Kids warned about drugs

Fayetteville-Perry students got a first hand account of how drug abuse can affect their lives on February 28.
All students in the junior/senior high school attended a “3D” assembly, with the three D’s being drugs, danger and death.
A number of speakers shared their experiences with the students, including Brown County Probate/Juvenile Judge Danny Bubp, who organized the event, Brown County Sheriff Gordon Ellis and Brown County Drug and Major Crimes Task Force Commander John Burke.
Another speaker had a huge impact on the students.  She is a 2015 high school graduate who said her life changed forever when she was pulled over with three ounces of marijuana in her car.

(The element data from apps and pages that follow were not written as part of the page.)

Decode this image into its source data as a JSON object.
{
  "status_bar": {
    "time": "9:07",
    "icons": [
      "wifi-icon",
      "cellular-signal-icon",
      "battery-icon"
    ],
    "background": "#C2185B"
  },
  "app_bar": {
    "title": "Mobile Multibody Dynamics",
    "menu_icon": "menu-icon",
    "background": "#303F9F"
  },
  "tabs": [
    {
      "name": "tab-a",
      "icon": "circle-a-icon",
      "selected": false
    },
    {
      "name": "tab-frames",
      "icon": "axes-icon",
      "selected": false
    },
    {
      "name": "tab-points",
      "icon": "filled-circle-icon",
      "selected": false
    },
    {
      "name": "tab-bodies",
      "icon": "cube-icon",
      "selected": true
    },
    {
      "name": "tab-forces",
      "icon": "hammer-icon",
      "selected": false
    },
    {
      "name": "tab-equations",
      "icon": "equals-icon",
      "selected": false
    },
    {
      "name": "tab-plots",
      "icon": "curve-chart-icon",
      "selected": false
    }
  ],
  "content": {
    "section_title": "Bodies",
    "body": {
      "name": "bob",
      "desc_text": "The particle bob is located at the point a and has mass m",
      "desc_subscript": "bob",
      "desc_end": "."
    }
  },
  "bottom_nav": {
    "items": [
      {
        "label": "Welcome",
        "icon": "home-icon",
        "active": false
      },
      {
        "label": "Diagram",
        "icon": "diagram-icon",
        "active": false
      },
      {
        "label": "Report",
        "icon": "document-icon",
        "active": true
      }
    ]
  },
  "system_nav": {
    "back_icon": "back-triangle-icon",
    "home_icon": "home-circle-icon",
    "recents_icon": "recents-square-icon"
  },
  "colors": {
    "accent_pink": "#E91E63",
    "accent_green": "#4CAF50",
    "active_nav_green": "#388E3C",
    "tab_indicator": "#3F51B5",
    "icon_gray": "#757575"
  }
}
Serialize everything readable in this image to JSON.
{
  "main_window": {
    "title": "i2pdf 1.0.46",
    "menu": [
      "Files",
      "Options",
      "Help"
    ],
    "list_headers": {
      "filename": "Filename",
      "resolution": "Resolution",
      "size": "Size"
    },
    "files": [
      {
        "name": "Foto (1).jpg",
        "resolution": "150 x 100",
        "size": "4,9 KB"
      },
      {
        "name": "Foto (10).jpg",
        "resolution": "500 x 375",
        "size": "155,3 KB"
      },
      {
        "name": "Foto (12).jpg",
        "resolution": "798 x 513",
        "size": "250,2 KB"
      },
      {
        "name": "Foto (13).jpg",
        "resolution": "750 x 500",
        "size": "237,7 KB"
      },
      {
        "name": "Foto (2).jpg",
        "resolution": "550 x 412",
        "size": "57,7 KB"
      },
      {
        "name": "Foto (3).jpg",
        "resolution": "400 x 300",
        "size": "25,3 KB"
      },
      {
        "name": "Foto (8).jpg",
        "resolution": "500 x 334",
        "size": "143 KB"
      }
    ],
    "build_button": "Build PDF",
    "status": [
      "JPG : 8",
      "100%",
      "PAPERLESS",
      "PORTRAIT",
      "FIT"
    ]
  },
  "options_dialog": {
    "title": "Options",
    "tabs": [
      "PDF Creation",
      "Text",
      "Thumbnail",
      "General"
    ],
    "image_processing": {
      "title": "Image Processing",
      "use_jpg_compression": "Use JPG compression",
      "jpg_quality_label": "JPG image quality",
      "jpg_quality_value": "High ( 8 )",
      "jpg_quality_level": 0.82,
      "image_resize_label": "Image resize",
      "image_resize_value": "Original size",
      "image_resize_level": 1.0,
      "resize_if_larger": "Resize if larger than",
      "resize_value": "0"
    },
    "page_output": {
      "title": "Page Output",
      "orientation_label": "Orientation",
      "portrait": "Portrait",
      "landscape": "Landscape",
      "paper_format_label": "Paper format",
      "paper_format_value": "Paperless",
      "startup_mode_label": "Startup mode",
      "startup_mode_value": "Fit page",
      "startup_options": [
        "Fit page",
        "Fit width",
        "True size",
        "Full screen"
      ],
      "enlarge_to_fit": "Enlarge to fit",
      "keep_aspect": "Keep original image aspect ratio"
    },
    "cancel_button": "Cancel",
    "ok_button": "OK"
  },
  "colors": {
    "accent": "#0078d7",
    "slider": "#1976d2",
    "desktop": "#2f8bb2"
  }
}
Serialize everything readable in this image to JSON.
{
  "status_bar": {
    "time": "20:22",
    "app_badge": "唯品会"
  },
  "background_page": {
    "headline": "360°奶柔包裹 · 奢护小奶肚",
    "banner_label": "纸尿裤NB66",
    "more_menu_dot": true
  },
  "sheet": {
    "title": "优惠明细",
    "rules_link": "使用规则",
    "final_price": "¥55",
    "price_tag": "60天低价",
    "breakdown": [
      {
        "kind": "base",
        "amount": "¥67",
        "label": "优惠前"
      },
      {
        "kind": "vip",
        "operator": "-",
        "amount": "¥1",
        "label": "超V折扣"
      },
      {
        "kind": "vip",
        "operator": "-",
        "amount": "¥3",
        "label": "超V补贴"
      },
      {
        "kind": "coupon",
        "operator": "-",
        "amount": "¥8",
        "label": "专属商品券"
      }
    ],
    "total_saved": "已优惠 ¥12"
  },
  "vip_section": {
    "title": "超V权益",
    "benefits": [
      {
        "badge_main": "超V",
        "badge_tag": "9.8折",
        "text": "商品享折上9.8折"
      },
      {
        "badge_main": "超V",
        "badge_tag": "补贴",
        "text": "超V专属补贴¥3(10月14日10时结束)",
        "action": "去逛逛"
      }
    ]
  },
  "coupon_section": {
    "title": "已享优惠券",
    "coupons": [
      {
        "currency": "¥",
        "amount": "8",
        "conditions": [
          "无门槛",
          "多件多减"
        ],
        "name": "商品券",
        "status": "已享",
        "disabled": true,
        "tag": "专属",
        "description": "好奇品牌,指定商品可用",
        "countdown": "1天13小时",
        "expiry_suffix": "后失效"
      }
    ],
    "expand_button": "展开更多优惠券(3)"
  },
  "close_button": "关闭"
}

As part of her sentence, she is required to speak to each high school in the county about her experience.  The Brown County Press is withholding her identity to prevent any negative consequences to her from her effort to help local students.
“Before my high school career was over, I had tried basically every drug besides heroin and meth,” she told the students as they listened closely.
“We were smoking weed all the time.  We would get up early when we could barely get out of bed just to smoke weed before school.”
That all changed when she was pulled over for a traffic stop and the arresting officer smelled marijuana in the car.
“I’m pulled over with three ounces of weed, questioned for a little bit and then put in a cell.  My charge was a felony,” she said.
She was in jail for two days before getting out.
“In that moment when I was in jail I realized that this is over.  This needs to stop here.  I’m about to ruin my life because of this and I know for a fact that it’s not worth it,” she said.
“I realized that I had dug myself into a hole so deep that I could no longer do what I wanted to do for myself.”
One of those consequences came to life when she visited a Navy recruiter and was told that due to the nature of her crime, she was ineligible to serve.
“That devastated me.  I dont want you guys to ever be sitting in a chair and have someone look you in the eye and tell you that you cannot do something.  It is the worst feeling that I’ve ever felt.”
After the assembly in a private interview, the speaker was asked how it felt to think that she may have gotten through to someone who might change their behavior because of her words.
She began to cry after hearing the question and took a moment to compose herself.  As tears rolled slowly down her face she replied, “It makes me feel like it was what I was put here to do.  They can watch my life like a movie and get to the end and say ‘You know, she may be right.’”
She then reflected back on her high school days just two years ago.
“If I had been in the audience and heard what I said today, I would be second-guessing my choices.  Just leading them to that option of truth and being self-aware and taking care of yourself hopefully is enough for some of them.  To think that I had a hand in helping someone be a more productive member of society, that is the most rewarding thing anybody in this world could possibly ever have.”
Ellis also spoke about the value of hearing straight talk at a young age about drug abuse.
“Every time we can deter through education, it’s a win for the individual and it’s a win for society.  It’s a whole lot better not to get involved with drugs and then introduced to the criminal justice system,” Ellis said.
“They are that point in their lives where they are faced with some important decisions.  This is a prime opportunity to talk about the realities of drug abuse and ultimately where it leads you.”